- Bake 35 to 40 minutes, until golden and the tester comes out clean. (I bake it for 50 minutes or so or until a toothpick or knife comes out the cake with only dry-ish crumbs clinging to it)
- Let cool in the pan for 30 minutes.
- Flip on a wire rack and cool completely. (I let the loaf cool for a bit, then flip it over into my oven glove, peel off the parchment and gently lay it on the cooling rack or cutting board)
- Wait! Step away from the cooling rack. I always want to cut this right away and try it as though I could really tell how it tastes when it’s all 350F degrees of hotness. Wait till it cools. It will crumble less and slice better.
I doubled the recipe to make two loaves; one made with wheat flour and the other with gluten-free baking flour.
So which worked out best?
They’re both delicious. BUT, when you have a slice of each sitting in front of you for a taste test, the loaf made with wheat does taste better. Sorry gluten-free people! It’s nothing personal. I’ve happily made it for my gluten-free friends and eaten it myself. Too much gluten is not my friend either! The gluten-free version tastes really, really good. It doesn’t hold its shape as well when sliced and is a bit more crumbly (but you’d never know it if you didn’t have the wheat version to compare). But I find in the wheat version, the taste of the bananas comes through more and the texture of the bread itself is smoother.
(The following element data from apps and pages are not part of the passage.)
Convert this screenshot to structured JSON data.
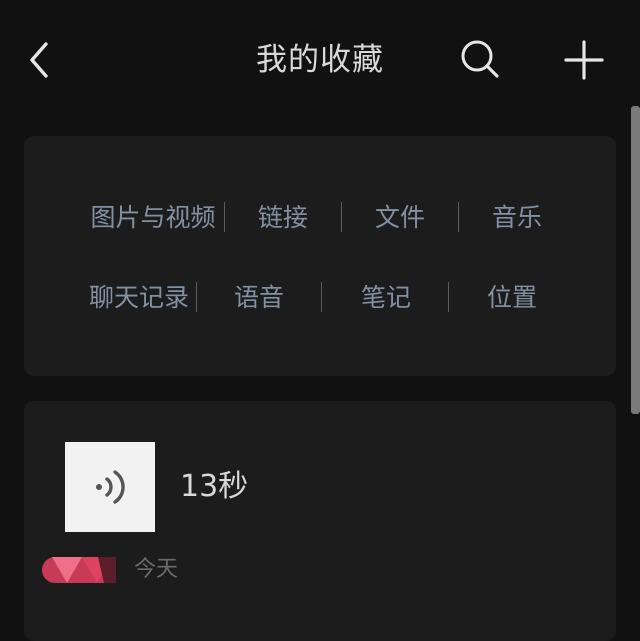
{
  "header": {
    "back_icon": "chevron-left-icon",
    "title": "我的收藏",
    "search_icon": "search-icon",
    "add_icon": "plus-icon"
  },
  "categories": {
    "row1": [
      "图片与视频",
      "链接",
      "文件",
      "音乐"
    ],
    "row2": [
      "聊天记录",
      "语音",
      "笔记",
      "位置"
    ]
  },
  "favorite_item": {
    "type_icon": "voice-wave-icon",
    "duration": "13秒",
    "date": "今天",
    "tag_colors": [
      "#e0415f",
      "#f0708a",
      "#c73a58"
    ]
  },
  "colors": {
    "background": "#111111",
    "panel": "#1c1c1c",
    "category_text": "#8190a3"
  }
}
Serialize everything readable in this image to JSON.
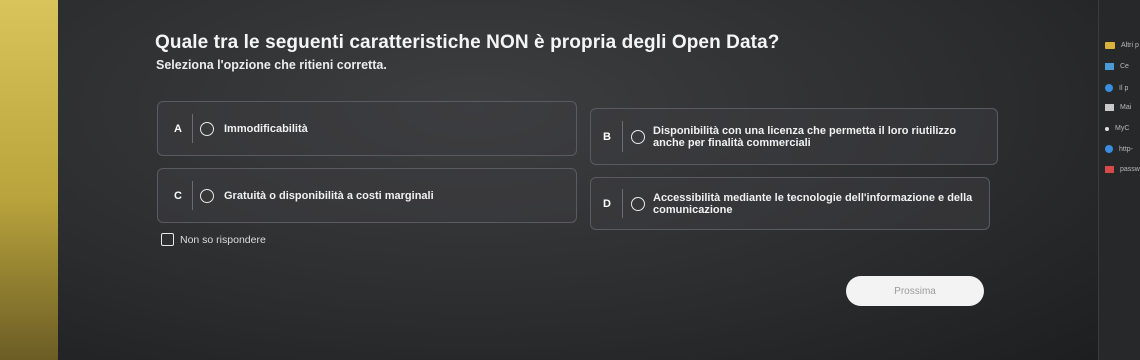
{
  "quiz": {
    "question": "Quale tra le seguenti caratteristiche NON è propria degli Open Data?",
    "instruction": "Seleziona l'opzione che ritieni corretta.",
    "options": [
      {
        "letter": "A",
        "text": "Immodificabilità"
      },
      {
        "letter": "B",
        "text": "Disponibilità con una licenza che permetta il loro riutilizzo anche per finalità commerciali"
      },
      {
        "letter": "C",
        "text": "Gratuità o disponibilità a costi marginali"
      },
      {
        "letter": "D",
        "text": "Accessibilità mediante le tecnologie dell'informazione e della comunicazione"
      }
    ],
    "dont_know_label": "Non so rispondere",
    "next_button_label": "Prossima"
  },
  "bookmarks_panel": {
    "items": [
      {
        "icon": "folder-icon",
        "label": "Altri p"
      },
      {
        "icon": "bookmark-icon",
        "label": "Ce"
      },
      {
        "icon": "circle-icon",
        "label": "Il p"
      },
      {
        "icon": "bookmark-icon",
        "label": "Mai"
      },
      {
        "icon": "dot-icon",
        "label": "MyC"
      },
      {
        "icon": "circle-icon",
        "label": "http-"
      },
      {
        "icon": "bookmark-icon",
        "label": "passw"
      }
    ]
  },
  "colors": {
    "background": "#2e2f31",
    "option_border": "#5a5b5e",
    "button_bg": "#f3f3f3",
    "button_text": "#9b9b9b",
    "accent_blue": "#3a8dde"
  }
}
It’s as though there is less to interfere with the banana cinnamon taste.
Speaking of bananas, I’ll need to find a perfectly ripe bunch, to make my favourite dessert of all time – my mother’s banana cream pie.